Chavez wins Venezuela vote: sources
By Saul Hudson and Ana Isabel Martinez Sun Dec 2, 6:34
CARACAS (Reuters) - Venezuelan President Hugo Chavez
appeared headed for victory on Sunday in a referendum
on allowing the leftist to rule for as long as he
keeps winning elections, government-linked sources
said, citing exit polls.
Three exit polls showed the anti-American leader won
by between six and eight percentage points in a vote
where turnout was low, the two sources said.
If his victory is confirmed, the referendum vote on a
raft of reforms would allow Chavez -- in office since
1999 -- to run for reelection indefinitely, control
foreign currency reserves, appoint loyalists over
regional elected officials and censor the media if he
declares an emergency.
Chavez has said he wants to rule for life and turn the
major oil exporter into a socialist state.
The opposition was skeptical of the government
sources' exit poll data.
"According to our information, it is a statistical
tie," said Leopoldo Lopez, a popular mayor of a
Caracas municipality.
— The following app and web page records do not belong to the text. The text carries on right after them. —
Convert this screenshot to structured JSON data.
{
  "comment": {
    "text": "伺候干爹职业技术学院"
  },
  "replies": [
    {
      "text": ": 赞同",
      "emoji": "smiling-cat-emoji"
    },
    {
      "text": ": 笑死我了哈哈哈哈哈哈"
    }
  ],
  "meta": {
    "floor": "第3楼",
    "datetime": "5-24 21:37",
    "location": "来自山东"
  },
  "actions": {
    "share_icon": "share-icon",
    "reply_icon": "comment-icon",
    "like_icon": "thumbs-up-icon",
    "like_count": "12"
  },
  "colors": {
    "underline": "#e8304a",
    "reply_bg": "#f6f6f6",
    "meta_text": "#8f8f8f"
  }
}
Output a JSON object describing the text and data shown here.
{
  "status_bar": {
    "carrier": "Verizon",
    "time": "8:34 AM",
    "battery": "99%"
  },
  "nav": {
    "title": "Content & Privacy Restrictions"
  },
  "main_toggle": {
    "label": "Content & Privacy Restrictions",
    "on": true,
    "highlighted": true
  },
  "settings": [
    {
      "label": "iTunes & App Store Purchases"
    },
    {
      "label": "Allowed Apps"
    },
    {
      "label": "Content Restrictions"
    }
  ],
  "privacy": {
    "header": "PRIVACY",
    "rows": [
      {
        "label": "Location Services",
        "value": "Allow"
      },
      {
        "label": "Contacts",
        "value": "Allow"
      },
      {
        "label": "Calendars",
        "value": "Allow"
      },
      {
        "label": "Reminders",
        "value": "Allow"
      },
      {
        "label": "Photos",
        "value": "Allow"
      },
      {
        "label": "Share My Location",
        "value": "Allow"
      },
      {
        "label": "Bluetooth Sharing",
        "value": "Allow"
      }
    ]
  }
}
He did not give details of any
exit polls, other than to say the difference was "two
points up, two points down."
Most pre-vote opinion surveys predicted a close vote
on the package of constitutional changes that the
opposition and even some former longtime allies say is
Pollsters had said a low turnout would favor Chavez,
who activated a state-backed get-out-the-vote campaign
against an underfunded, fragmented opposition.
The left-wing leader, a fierce critic of the United
States and close ally of communist Cuba, has never
lost a national vote and had predicted he would win by
at least 10 points.
"SENT BY GOD"
Even before any official results' were announced, some
of Chavez's supporters began to celebrate.
Dressed in red and waving Venezuela's
red-blue-and-yellow national flag, they danced in the
streets and drove cars and motorcycles around Caracas
"The reform is very important for the country, we want
to support our president," said Marlene Vanegas, 70,
who described herself as a "full-time revolutionary"
and Chavez loyalist. "he was sent to us by God."
The government-linked sources said two exit polls
showed Chavez won 53 percent of the vote, compared
with 47 percent for the "No" camp, and another showed
54 percent to 46 percent.
Led by a mix of political parties and university
students, the opposition had pointed to some
pre-referendum polls showing it could win.
It has lost to Chavez in almost yearly national votes
and also failed to topple him with a coup in 2002, a
national strike and a recall referendum.
Foreign investors worry that the opposition could
contest the result if it suspects fraud, sparking
political turbulence after a campaign marred by
violent street clashes.
"(The vote) will deepen divisions and polarization,"
said Jesus Ghersi, 25, an engineering student serving
as an official poll watcher for the opposition.
Many Venezuelans believed the vote was a pivotal
moment for the OPEC nation.
"We decide the future," the El Nacional newspaper said
in a headline that covered much of its front-page on
Chavez wants the new constitution endorsed to give him
a mandate to create a Cuba-inspired socialist state.
After his landslide reelection a year ago, he decreed
sweeping nationalizations, and promises more state
intervention in the economy if he wins the referendum.
Opposition leaders complain his policies are a
throwback to failed systems such as the Soviet Union
and communist Cuba.
"If they approve this reform, as of midnight tonight
we have turned into a communist country. I'm convinced
of that," said Elias Martinez, 55, an actor.
(For more on Venezuela's referendum, click on
(Additional reporting by Fabian Andres Cambero,
Patricia Rondon and Jorge Silva, Writing by Saul
Hudson; Editing by Kieran Murray)